This volume is recommended for everyone: fans of detective novels will enjoy Holmes solving crimes using deductions and logical analysis, history buffs will get to see a first hand look into Victorian London through the eyes of this great duo and the rest will be able to discover one of the greatest characters in literature and follow his adventures from the beginning of his career to his retirement.

One final warning, most of the novels and short stories were written between the end of the ninetenth century and the beginning of the twentieth, so the language used by the author can be a bit outdated and hard to follow for modern audiences but this volume is well worth the effort.

Final Valoration: A+

Read it online.

Book review: Book of the Dead

by Giordana

Book of the Dead, by Patricia Cornwell, deals with some different murders and the unusual characteristics in common between them.

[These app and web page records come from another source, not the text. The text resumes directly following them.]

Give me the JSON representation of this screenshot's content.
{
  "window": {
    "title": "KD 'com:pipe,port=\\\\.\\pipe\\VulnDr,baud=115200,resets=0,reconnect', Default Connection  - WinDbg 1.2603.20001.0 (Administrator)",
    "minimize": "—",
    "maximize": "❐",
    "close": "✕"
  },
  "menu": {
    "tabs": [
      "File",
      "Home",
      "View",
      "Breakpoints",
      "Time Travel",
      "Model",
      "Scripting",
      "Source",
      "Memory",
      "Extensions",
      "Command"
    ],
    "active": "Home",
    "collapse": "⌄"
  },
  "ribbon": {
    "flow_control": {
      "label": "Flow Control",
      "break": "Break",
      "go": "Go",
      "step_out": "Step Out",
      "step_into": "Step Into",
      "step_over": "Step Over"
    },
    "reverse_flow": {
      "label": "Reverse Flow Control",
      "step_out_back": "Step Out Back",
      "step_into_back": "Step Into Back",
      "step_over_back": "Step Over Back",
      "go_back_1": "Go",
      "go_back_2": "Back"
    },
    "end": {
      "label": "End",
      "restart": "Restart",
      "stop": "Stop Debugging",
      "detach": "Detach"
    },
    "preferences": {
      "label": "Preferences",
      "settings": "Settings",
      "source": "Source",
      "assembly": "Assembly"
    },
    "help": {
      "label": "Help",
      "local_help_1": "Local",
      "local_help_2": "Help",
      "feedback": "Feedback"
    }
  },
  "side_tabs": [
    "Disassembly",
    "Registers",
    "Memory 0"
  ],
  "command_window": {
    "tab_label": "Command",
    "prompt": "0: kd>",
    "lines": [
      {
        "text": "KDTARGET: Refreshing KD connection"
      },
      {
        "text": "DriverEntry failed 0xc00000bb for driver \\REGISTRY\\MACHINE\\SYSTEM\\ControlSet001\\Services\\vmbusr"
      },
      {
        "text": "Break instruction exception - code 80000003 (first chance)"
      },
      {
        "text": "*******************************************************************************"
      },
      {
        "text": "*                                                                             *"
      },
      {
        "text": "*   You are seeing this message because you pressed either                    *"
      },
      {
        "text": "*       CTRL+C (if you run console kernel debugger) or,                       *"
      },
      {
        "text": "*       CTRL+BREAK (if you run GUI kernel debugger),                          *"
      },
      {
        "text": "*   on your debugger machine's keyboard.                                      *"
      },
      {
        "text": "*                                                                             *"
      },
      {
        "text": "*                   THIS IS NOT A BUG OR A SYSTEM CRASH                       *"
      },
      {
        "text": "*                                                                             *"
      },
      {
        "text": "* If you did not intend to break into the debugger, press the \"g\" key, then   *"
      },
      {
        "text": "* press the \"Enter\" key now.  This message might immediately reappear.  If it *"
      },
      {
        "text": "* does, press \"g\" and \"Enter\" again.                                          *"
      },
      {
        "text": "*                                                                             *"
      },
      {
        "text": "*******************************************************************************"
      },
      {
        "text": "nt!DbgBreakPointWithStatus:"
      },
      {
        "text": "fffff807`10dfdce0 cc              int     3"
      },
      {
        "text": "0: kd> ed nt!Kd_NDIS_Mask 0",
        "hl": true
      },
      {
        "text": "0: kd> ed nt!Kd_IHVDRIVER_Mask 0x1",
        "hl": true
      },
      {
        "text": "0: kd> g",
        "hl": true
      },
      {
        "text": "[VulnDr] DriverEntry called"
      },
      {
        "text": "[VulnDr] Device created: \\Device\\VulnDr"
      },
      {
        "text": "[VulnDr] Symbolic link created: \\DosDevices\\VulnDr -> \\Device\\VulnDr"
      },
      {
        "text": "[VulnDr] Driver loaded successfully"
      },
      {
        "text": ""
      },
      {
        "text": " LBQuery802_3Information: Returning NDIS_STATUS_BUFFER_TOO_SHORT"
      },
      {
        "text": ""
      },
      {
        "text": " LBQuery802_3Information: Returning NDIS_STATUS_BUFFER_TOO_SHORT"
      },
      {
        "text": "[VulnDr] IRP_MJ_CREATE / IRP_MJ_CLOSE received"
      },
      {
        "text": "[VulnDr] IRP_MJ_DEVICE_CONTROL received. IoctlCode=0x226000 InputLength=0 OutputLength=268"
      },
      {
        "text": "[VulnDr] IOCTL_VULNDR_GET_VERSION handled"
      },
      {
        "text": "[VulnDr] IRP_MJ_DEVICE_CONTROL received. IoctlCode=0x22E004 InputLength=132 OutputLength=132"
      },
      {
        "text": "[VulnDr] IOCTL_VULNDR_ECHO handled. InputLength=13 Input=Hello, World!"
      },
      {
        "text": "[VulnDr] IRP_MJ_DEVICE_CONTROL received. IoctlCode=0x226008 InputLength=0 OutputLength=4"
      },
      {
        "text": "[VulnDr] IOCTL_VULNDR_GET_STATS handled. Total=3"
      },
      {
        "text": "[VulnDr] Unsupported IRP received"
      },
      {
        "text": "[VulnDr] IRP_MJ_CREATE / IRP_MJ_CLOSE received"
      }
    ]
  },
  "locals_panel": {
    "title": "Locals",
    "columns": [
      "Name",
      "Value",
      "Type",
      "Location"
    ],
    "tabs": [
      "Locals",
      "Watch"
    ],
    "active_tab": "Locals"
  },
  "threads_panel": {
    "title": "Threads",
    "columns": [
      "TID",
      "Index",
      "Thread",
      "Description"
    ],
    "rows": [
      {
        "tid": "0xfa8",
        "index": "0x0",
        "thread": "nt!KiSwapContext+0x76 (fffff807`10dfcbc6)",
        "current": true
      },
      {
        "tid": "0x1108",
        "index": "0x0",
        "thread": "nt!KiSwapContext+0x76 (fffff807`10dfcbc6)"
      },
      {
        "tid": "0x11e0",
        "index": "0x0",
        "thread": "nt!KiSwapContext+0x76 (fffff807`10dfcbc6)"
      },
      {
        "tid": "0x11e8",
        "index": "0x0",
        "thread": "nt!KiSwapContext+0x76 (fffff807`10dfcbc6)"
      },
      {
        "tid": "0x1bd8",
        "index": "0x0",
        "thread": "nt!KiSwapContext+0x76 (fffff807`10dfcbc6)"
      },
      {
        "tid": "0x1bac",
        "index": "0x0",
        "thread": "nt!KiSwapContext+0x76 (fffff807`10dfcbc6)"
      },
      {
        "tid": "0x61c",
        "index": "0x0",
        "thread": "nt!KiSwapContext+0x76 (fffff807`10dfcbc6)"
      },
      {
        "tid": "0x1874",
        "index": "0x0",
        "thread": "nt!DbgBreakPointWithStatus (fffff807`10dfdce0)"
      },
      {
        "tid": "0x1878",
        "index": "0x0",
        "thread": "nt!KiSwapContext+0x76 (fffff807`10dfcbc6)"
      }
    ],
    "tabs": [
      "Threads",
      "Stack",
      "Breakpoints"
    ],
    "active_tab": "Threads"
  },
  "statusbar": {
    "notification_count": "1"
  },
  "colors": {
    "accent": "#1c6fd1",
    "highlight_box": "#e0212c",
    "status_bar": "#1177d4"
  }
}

The main character is Dr. Kay Scarpetta an extremely clever, indomitable and the most fascinating woman I´ve ever imaginated. Scarpetta has been the main character of some Patricia Cornwell´s  books like “Predator”, “Trace” or “The last precint”.

In this book appear different but related suspicious deaths like the murder of a 16-year-old tennis player Drew Martin whose body has been found totally naked and mutilated in Rome. Back in America, the case of a young boy´s body in the mud after having been starved and beaten until death. Two other similar cases, that of a woman´s body found ritualistically murdered in her huge and luxurious big house near the beach and that of a young man from a wealthy family that seems to have committed suicide.

Moreover Kay has to cope with a crazy woman that really hates her, Dr. Marilyn Self that wants to take revenge from Kay and decides to manipulate and hide evidences.
With the help of her colleague and lover Benton Wesley as well as her niece Lucy and her friend Pete Marino, Kay will solve the cases although she will have to cope with a lot of obstacles.

I´ve already read “Unnatural exposure”, “Black notice”, “Body of evidence” and “Postmortem” all of them written by Ms. Cornwell and I was´t able to put any of them down. All her books are  page-turners.

I highly recomend all Patricia´s books, I assure you they will keep you gripped throught heat. I must confess that they are quite difficult to read in English at least that´s what happened to me. In spite of the difficulty you should try to read at least one.”

Book review: Brooklyn Follies

By Elisa Fernández

Brooklyn FolliesThis novel takes place during the months previous to the terrorist attack on September 11th, 2001 and the last paragraph of this book refers to this date. From my point of view the reference to this moment is essential for the story because it is a premonition that the world might change after this event.

According to the main idea, Auster tries to take a step back, it seems that the main characters remind us of the stars of the white and black films in the fifties, that past time when relationships and a sense of community made more  sense than nowadays.

The thread of this book is Nathan Glass, the cynic and experienced Uncle Nat, a 59-year-old retired insurance salesman, divorced, with a stormy relationship with his daughter Rachel and in remission from a lung-cancer. He comes back to Brooklyn where he was born and, as he says, a good place to die. In order to fill his days he starts to write a book about the mistakes, embarrassments and mishaps accomplished by himself and other human beings. His project is titled ‘The Book of Human Folly’.

But the fate involves him in other lives in an insistent role of chance and coincidence: he meets his honest nephew Tom, his niece Aurora and her stubborn daughter Lucy, who together with other characters, represent a wide range of problems and feelings. He helps them by giving advice, lending money, providing with accommodation. He tries to rebuild their lives in order to get the happiness that they deserve.

To sum up, the book gives a positive atmosphere and confidence to overcome their and your own troubles. Consequently, I recommend this book deeply, especially for let-down and disappointed souls.

In spite of its wide range of vocabulary, plenty of slang American terms,  this addictive story is easy to read and follow from the first page.